**** EXTRACTED DATA ****

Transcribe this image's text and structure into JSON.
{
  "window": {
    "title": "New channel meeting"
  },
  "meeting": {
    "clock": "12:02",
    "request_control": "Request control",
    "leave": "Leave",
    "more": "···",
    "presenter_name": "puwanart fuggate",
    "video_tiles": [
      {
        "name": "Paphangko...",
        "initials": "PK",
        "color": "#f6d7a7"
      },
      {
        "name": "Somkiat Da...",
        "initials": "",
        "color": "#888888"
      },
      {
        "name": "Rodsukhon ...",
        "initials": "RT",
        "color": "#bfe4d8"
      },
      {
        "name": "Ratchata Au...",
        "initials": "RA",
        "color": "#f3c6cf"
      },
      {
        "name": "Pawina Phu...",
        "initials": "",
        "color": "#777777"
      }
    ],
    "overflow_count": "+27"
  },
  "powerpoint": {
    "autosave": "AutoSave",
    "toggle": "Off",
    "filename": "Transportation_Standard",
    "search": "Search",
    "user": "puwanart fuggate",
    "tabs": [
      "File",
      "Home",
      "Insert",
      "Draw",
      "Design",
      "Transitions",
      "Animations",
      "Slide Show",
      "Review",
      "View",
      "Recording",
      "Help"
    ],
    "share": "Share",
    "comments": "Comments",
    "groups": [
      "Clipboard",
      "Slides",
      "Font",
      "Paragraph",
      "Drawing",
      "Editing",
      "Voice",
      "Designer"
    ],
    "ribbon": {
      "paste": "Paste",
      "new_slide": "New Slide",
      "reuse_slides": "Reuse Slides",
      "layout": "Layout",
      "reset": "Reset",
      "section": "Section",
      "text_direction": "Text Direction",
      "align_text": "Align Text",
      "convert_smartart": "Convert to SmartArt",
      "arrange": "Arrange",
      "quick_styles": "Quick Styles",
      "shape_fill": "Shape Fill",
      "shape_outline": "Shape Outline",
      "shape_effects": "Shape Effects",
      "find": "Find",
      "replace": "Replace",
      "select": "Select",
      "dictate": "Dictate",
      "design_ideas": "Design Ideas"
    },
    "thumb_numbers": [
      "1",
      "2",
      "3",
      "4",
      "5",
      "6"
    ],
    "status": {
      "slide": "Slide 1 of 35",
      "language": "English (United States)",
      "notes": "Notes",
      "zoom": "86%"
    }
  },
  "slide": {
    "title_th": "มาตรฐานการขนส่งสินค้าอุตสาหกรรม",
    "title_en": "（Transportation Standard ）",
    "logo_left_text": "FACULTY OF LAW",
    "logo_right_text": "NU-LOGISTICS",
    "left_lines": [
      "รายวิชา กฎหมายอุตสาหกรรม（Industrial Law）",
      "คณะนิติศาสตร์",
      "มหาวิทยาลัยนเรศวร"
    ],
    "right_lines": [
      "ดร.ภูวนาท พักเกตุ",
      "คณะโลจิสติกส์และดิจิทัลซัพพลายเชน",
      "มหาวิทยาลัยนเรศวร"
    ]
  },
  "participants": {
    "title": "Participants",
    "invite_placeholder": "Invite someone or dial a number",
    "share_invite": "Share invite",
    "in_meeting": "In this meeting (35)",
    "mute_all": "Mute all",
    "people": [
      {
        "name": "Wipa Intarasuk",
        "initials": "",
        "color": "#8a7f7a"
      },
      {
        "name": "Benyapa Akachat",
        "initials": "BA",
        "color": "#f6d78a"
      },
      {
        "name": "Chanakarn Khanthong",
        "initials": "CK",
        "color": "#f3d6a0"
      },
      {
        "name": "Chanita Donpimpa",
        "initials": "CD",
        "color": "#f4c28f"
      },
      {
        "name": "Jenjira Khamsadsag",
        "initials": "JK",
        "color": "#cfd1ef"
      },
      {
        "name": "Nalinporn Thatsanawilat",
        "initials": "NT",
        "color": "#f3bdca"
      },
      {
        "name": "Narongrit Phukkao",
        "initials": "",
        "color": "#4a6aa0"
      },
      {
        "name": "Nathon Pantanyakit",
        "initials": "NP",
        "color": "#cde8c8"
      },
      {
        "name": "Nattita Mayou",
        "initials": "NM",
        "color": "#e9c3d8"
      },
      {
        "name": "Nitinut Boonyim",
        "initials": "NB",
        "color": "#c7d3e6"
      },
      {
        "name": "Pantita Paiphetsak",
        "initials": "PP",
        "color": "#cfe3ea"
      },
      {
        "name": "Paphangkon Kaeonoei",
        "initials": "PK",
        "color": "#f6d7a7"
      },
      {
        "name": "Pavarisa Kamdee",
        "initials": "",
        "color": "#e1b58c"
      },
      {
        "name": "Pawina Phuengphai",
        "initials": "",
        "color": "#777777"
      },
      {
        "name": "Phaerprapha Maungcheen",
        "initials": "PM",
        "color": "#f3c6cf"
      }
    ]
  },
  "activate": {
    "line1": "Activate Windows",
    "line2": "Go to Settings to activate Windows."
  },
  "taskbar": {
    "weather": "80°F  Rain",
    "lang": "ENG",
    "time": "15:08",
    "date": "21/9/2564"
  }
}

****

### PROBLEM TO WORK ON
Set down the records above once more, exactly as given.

### SOLUTION TO THE PROBLEM
Transcribe this image's text and structure into JSON.
{
  "window": {
    "title": "New channel meeting"
  },
  "meeting": {
    "clock": "12:02",
    "request_control": "Request control",
    "leave": "Leave",
    "more": "···",
    "presenter_name": "puwanart fuggate",
    "video_tiles": [
      {
        "name": "Paphangko...",
        "initials": "PK",
        "color": "#f6d7a7"
      },
      {
        "name": "Somkiat Da...",
        "initials": "",
        "color": "#888888"
      },
      {
        "name": "Rodsukhon ...",
        "initials": "RT",
        "color": "#bfe4d8"
      },
      {
        "name": "Ratchata Au...",
        "initials": "RA",
        "color": "#f3c6cf"
      },
      {
        "name": "Pawina Phu...",
        "initials": "",
        "color": "#777777"
      }
    ],
    "overflow_count": "+27"
  },
  "powerpoint": {
    "autosave": "AutoSave",
    "toggle": "Off",
    "filename": "Transportation_Standard",
    "search": "Search",
    "user": "puwanart fuggate",
    "tabs": [
      "File",
      "Home",
      "Insert",
      "Draw",
      "Design",
      "Transitions",
      "Animations",
      "Slide Show",
      "Review",
      "View",
      "Recording",
      "Help"
    ],
    "share": "Share",
    "comments": "Comments",
    "groups": [
      "Clipboard",
      "Slides",
      "Font",
      "Paragraph",
      "Drawing",
      "Editing",
      "Voice",
      "Designer"
    ],
    "ribbon": {
      "paste": "Paste",
      "new_slide": "New Slide",
      "reuse_slides": "Reuse Slides",
      "layout": "Layout",
      "reset": "Reset",
      "section": "Section",
      "text_direction": "Text Direction",
      "align_text": "Align Text",
      "convert_smartart": "Convert to SmartArt",
      "arrange": "Arrange",
      "quick_styles": "Quick Styles",
      "shape_fill": "Shape Fill",
      "shape_outline": "Shape Outline",
      "shape_effects": "Shape Effects",
      "find": "Find",
      "replace": "Replace",
      "select": "Select",
      "dictate": "Dictate",
      "design_ideas": "Design Ideas"
    },
    "thumb_numbers": [
      "1",
      "2",
      "3",
      "4",
      "5",
      "6"
    ],
    "status": {
      "slide": "Slide 1 of 35",
      "language": "English (United States)",
      "notes": "Notes",
      "zoom": "86%"
    }
  },
  "slide": {
    "title_th": "มาตรฐานการขนส่งสินค้าอุตสาหกรรม",
    "title_en": "（Transportation Standard ）",
    "logo_left_text": "FACULTY OF LAW",
    "logo_right_text": "NU-LOGISTICS",
    "left_lines": [
      "รายวิชา กฎหมายอุตสาหกรรม（Industrial Law）",
      "คณะนิติศาสตร์",
      "มหาวิทยาลัยนเรศวร"
    ],
    "right_lines": [
      "ดร.ภูวนาท พักเกตุ",
      "คณะโลจิสติกส์และดิจิทัลซัพพลายเชน",
      "มหาวิทยาลัยนเรศวร"
    ]
  },
  "participants": {
    "title": "Participants",
    "invite_placeholder": "Invite someone or dial a number",
    "share_invite": "Share invite",
    "in_meeting": "In this meeting (35)",
    "mute_all": "Mute all",
    "people": [
      {
        "name": "Wipa Intarasuk",
        "initials": "",
        "color": "#8a7f7a"
      },
      {
        "name": "Benyapa Akachat",
        "initials": "BA",
        "color": "#f6d78a"
      },
      {
        "name": "Chanakarn Khanthong",
        "initials": "CK",
        "color": "#f3d6a0"
      },
      {
        "name": "Chanita Donpimpa",
        "initials": "CD",
        "color": "#f4c28f"
      },
      {
        "name": "Jenjira Khamsadsag",
        "initials": "JK",
        "color": "#cfd1ef"
      },
      {
        "name": "Nalinporn Thatsanawilat",
        "initials": "NT",
        "color": "#f3bdca"
      },
      {
        "name": "Narongrit Phukkao",
        "initials": "",
        "color": "#4a6aa0"
      },
      {
        "name": "Nathon Pantanyakit",
        "initials": "NP",
        "color": "#cde8c8"
      },
      {
        "name": "Nattita Mayou",
        "initials": "NM",
        "color": "#e9c3d8"
      },
      {
        "name": "Nitinut Boonyim",
        "initials": "NB",
        "color": "#c7d3e6"
      },
      {
        "name": "Pantita Paiphetsak",
        "initials": "PP",
        "color": "#cfe3ea"
      },
      {
        "name": "Paphangkon Kaeonoei",
        "initials": "PK",
        "color": "#f6d7a7"
      },
      {
        "name": "Pavarisa Kamdee",
        "initials": "",
        "color": "#e1b58c"
      },
      {
        "name": "Pawina Phuengphai",
        "initials": "",
        "color": "#777777"
      },
      {
        "name": "Phaerprapha Maungcheen",
        "initials": "PM",
        "color": "#f3c6cf"
      }
    ]
  },
  "activate": {
    "line1": "Activate Windows",
    "line2": "Go to Settings to activate Windows."
  },
  "taskbar": {
    "weather": "80°F  Rain",
    "lang": "ENG",
    "time": "15:08",
    "date": "21/9/2564"
  }
}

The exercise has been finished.